Content starts

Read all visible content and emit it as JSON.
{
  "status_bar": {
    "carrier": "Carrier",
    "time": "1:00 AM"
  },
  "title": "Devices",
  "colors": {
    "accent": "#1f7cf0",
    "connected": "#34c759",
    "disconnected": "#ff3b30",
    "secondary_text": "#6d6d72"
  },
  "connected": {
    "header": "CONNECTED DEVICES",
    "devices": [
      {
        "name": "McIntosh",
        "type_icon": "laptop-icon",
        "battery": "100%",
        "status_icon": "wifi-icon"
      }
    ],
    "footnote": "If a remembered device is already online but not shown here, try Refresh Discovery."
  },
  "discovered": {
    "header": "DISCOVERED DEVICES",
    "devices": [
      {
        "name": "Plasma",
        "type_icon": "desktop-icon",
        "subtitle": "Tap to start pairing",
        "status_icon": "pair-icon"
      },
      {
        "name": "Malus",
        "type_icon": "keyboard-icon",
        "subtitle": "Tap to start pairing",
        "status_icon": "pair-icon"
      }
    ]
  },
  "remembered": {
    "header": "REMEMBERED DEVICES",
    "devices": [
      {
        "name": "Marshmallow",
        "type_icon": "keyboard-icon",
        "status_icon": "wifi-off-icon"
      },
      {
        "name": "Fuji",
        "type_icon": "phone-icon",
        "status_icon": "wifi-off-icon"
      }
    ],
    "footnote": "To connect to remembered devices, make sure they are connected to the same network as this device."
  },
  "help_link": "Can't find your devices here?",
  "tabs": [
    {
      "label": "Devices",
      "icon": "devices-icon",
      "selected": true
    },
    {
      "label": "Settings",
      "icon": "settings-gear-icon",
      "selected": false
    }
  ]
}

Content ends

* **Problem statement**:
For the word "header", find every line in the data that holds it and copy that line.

* **Exercise solution**:
    "header": "CONNECTED DEVICES",
    "header": "DISCOVERED DEVICES",
    "header": "REMEMBERED DEVICES",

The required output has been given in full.